I could not really handle it if they re-formed. I could see them doing it maybe for a Live Aid - or a one off special gig. But, you can't relive your youth. I mean who wants to be 18 again. I'd like to be 18 again and know what I know now, but it doesn't work that way.

Life is a drink and you'll get drunk when you're young
They let you think you're king but you're really a pawn. Those lyrics are so true - no matter how much money you got, your future is in always narrowed to parameters. Money doesn't buy love - you can't buy the things that are really important - you can't buy friendship

Can't you?
No you can't. You can't buy real people.

Why the apron on Going Underground on Top of the Pops
I've no idea. One of his ever changing moods, but the BBC wouldn't let him wear it with the Heinz logo visible, so he turned it round. Paul was not as temperamental as some artists I could name. You find artist with the least amount of talent is the more likely to give you grief. In all honesty I never had a hard time from Paul. Maybe two or three times during our relationship he wanted to make changes, which isn't very many considering how long our association was. He never had tantrums or went on a power trip, he always asked. Always said can we change this? When in reality he could have demanded. He can be a moody person. All artist, writers and producers have huge egos. That's part of the reason they're successful.
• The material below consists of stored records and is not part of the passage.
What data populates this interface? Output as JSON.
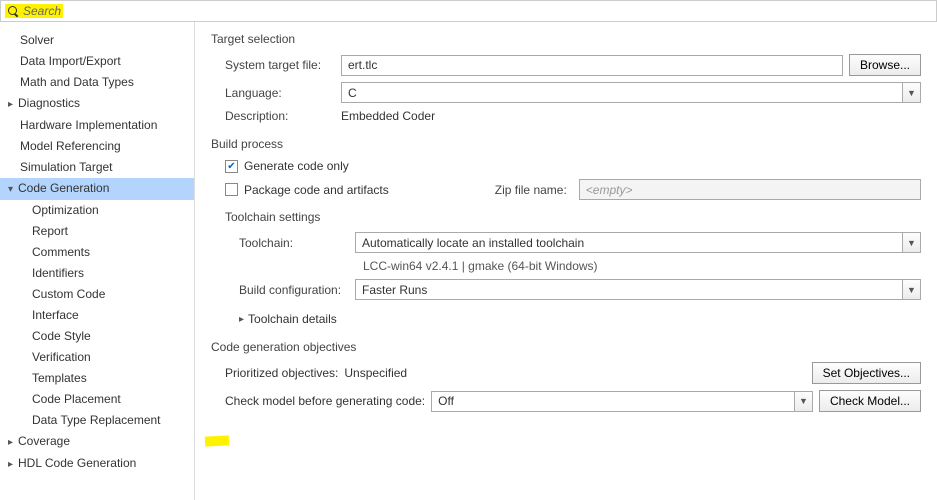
{
  "search": {
    "placeholder": "Search"
  },
  "sidebar": {
    "items": [
      {
        "label": "Solver"
      },
      {
        "label": "Data Import/Export"
      },
      {
        "label": "Math and Data Types"
      },
      {
        "label": "Diagnostics",
        "hasChildren": true
      },
      {
        "label": "Hardware Implementation"
      },
      {
        "label": "Model Referencing"
      },
      {
        "label": "Simulation Target"
      },
      {
        "label": "Code Generation",
        "hasChildren": true,
        "expanded": true,
        "selected": true
      },
      {
        "label": "Optimization",
        "child": true
      },
      {
        "label": "Report",
        "child": true
      },
      {
        "label": "Comments",
        "child": true
      },
      {
        "label": "Identifiers",
        "child": true
      },
      {
        "label": "Custom Code",
        "child": true
      },
      {
        "label": "Interface",
        "child": true
      },
      {
        "label": "Code Style",
        "child": true
      },
      {
        "label": "Verification",
        "child": true
      },
      {
        "label": "Templates",
        "child": true
      },
      {
        "label": "Code Placement",
        "child": true
      },
      {
        "label": "Data Type Replacement",
        "child": true
      },
      {
        "label": "Coverage",
        "hasChildren": true
      },
      {
        "label": "HDL Code Generation",
        "hasChildren": true
      }
    ]
  },
  "targetSelection": {
    "title": "Target selection",
    "systemTargetLabel": "System target file:",
    "systemTargetValue": "ert.tlc",
    "browse": "Browse...",
    "languageLabel": "Language:",
    "languageValue": "C",
    "descriptionLabel": "Description:",
    "descriptionValue": "Embedded Coder"
  },
  "buildProcess": {
    "title": "Build process",
    "genCodeOnly": "Generate code only",
    "packageCode": "Package code and artifacts",
    "zipLabel": "Zip file name:",
    "zipPlaceholder": "<empty>",
    "toolchainSettings": "Toolchain settings",
    "toolchainLabel": "Toolchain:",
    "toolchainValue": "Automatically locate an installed toolchain",
    "toolchainDesc": "LCC-win64 v2.4.1 | gmake (64-bit Windows)",
    "buildConfigLabel": "Build configuration:",
    "buildConfigValue": "Faster Runs",
    "toolchainDetails": "Toolchain details"
  },
  "objectives": {
    "title": "Code generation objectives",
    "prioritizedLabel": "Prioritized objectives:",
    "prioritizedValue": "Unspecified",
    "setObjectives": "Set Objectives...",
    "checkModelLabel": "Check model before generating code:",
    "checkModelValue": "Off",
    "checkModel": "Check Model..."
  }
}
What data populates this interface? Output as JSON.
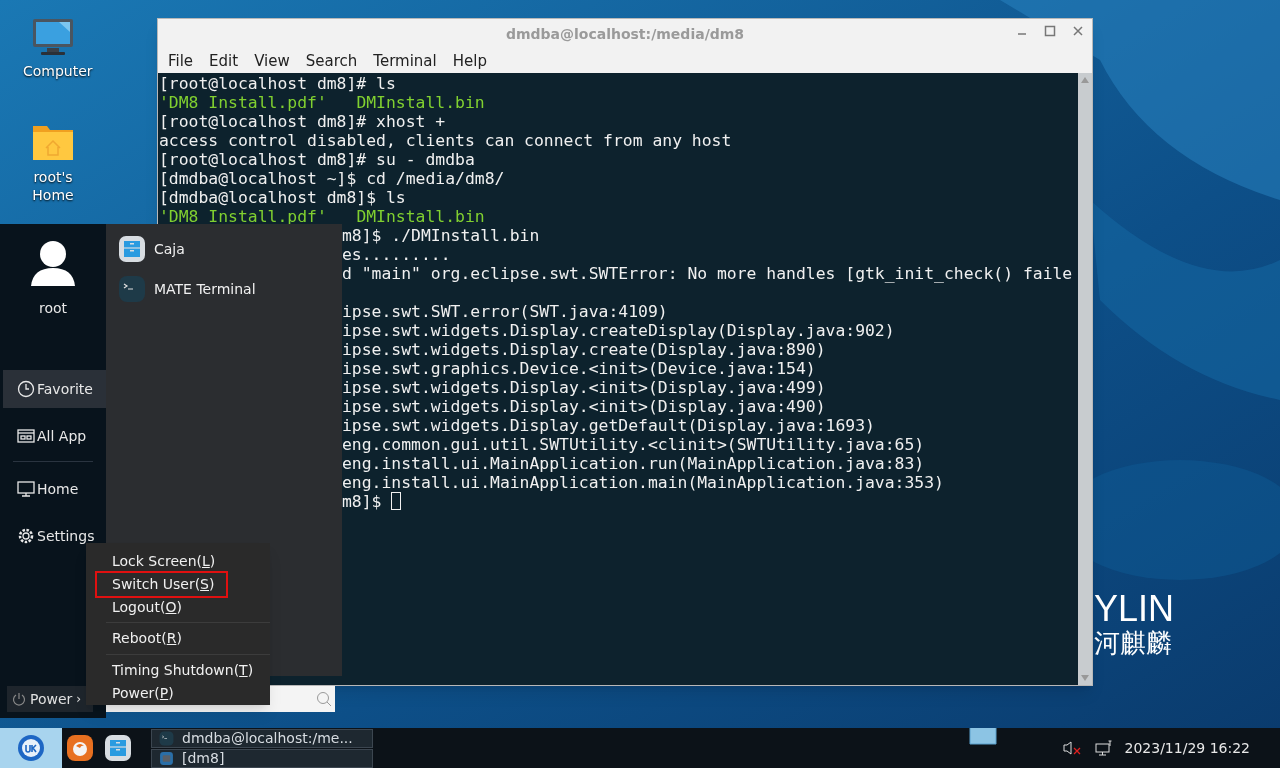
{
  "desktop": {
    "icons": [
      {
        "label": "Computer",
        "kind": "computer"
      },
      {
        "label": "root's Home",
        "kind": "home"
      }
    ],
    "logo": {
      "text": "YLIN",
      "subtext": "河麒麟"
    }
  },
  "terminal": {
    "title": "dmdba@localhost:/media/dm8",
    "menu": [
      "File",
      "Edit",
      "View",
      "Search",
      "Terminal",
      "Help"
    ],
    "lines": [
      [
        {
          "text": "[root@localhost dm8]# ls",
          "kind": "plain"
        }
      ],
      [
        {
          "text": "'DM8 Install.pdf'   ",
          "kind": "file"
        },
        {
          "text": "DMInstall.bin",
          "kind": "file"
        }
      ],
      [
        {
          "text": "[root@localhost dm8]# xhost +",
          "kind": "plain"
        }
      ],
      [
        {
          "text": "access control disabled, clients can connect from any host",
          "kind": "plain"
        }
      ],
      [
        {
          "text": "[root@localhost dm8]# su - dmdba",
          "kind": "plain"
        }
      ],
      [
        {
          "text": "[dmdba@localhost ~]$ cd /media/dm8/",
          "kind": "plain"
        }
      ],
      [
        {
          "text": "[dmdba@localhost dm8]$ ls",
          "kind": "plain"
        }
      ],
      [
        {
          "text": "'DM8 Install.pdf'   ",
          "kind": "file"
        },
        {
          "text": "DMInstall.bin",
          "kind": "file"
        }
      ],
      [
        {
          "text": "m8]$ ./DMInstall.bin",
          "kind": "covered"
        }
      ],
      [
        {
          "text": "es.........",
          "kind": "covered"
        }
      ],
      [
        {
          "text": "d \"main\" org.eclipse.swt.SWTError: No more handles [gtk_init_check() faile",
          "kind": "covered"
        }
      ],
      [
        {
          "text": "ipse.swt.SWT.error(SWT.java:4109)",
          "kind": "covered_gap"
        }
      ],
      [
        {
          "text": "ipse.swt.widgets.Display.createDisplay(Display.java:902)",
          "kind": "covered"
        }
      ],
      [
        {
          "text": "ipse.swt.widgets.Display.create(Display.java:890)",
          "kind": "covered"
        }
      ],
      [
        {
          "text": "ipse.swt.graphics.Device.<init>(Device.java:154)",
          "kind": "covered"
        }
      ],
      [
        {
          "text": "ipse.swt.widgets.Display.<init>(Display.java:499)",
          "kind": "covered"
        }
      ],
      [
        {
          "text": "ipse.swt.widgets.Display.<init>(Display.java:490)",
          "kind": "covered"
        }
      ],
      [
        {
          "text": "ipse.swt.widgets.Display.getDefault(Display.java:1693)",
          "kind": "covered"
        }
      ],
      [
        {
          "text": "eng.common.gui.util.SWTUtility.<clinit>(SWTUtility.java:65)",
          "kind": "covered"
        }
      ],
      [
        {
          "text": "eng.install.ui.MainApplication.run(MainApplication.java:83)",
          "kind": "covered"
        }
      ],
      [
        {
          "text": "eng.install.ui.MainApplication.main(MainApplication.java:353)",
          "kind": "covered"
        }
      ],
      [
        {
          "text": "m8]$ ",
          "kind": "covered"
        }
      ]
    ],
    "cursor": true
  },
  "start_menu": {
    "user": "root",
    "nav": [
      {
        "label": "Favorite",
        "selected": true
      },
      {
        "label": "All App",
        "selected": false
      },
      {
        "label": "Home",
        "selected": false
      },
      {
        "label": "Settings",
        "selected": false
      }
    ],
    "apps": [
      {
        "label": "Caja",
        "kind": "files"
      },
      {
        "label": "MATE Terminal",
        "kind": "terminal"
      }
    ],
    "power_button": "Power",
    "power_arrow": "›"
  },
  "power_menu": {
    "groups": [
      [
        {
          "before": "Lock Screen(",
          "key": "L",
          "after": ")",
          "highlighted": false
        },
        {
          "before": "Switch User(",
          "key": "S",
          "after": ")",
          "highlighted": true
        },
        {
          "before": "Logout(",
          "key": "O",
          "after": ")",
          "highlighted": false
        }
      ],
      [
        {
          "before": "Reboot(",
          "key": "R",
          "after": ")",
          "highlighted": false
        }
      ],
      [
        {
          "before": "Timing Shutdown(",
          "key": "T",
          "after": ")",
          "highlighted": false
        },
        {
          "before": "Power(",
          "key": "P",
          "after": ")",
          "highlighted": false
        }
      ]
    ]
  },
  "taskbar": {
    "tasks": [
      {
        "label": "dmdba@localhost:/me...",
        "kind": "terminal"
      },
      {
        "label": "[dm8]",
        "kind": "drive"
      }
    ],
    "volume_muted": true,
    "clock": "2023/11/29 16:22"
  }
}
Does he take positive criticism well
Yeah he can handle it. I remember when he came in and played me the demo of Absolute Beginners. It was a load of great ideas that weren't really gelling - `you gotta work on it` I said. He put it in the bin saying `It's fucking shit. ` All I said was `It's only a demo - you can't judge it - you've got to see it through. `It wasn't a great song - there were some good ideas - another producer might have got something more out of it, who knows. I seem to remember they only ever played Beginners live once, ever.

Thanks for your time Dennis… November 1999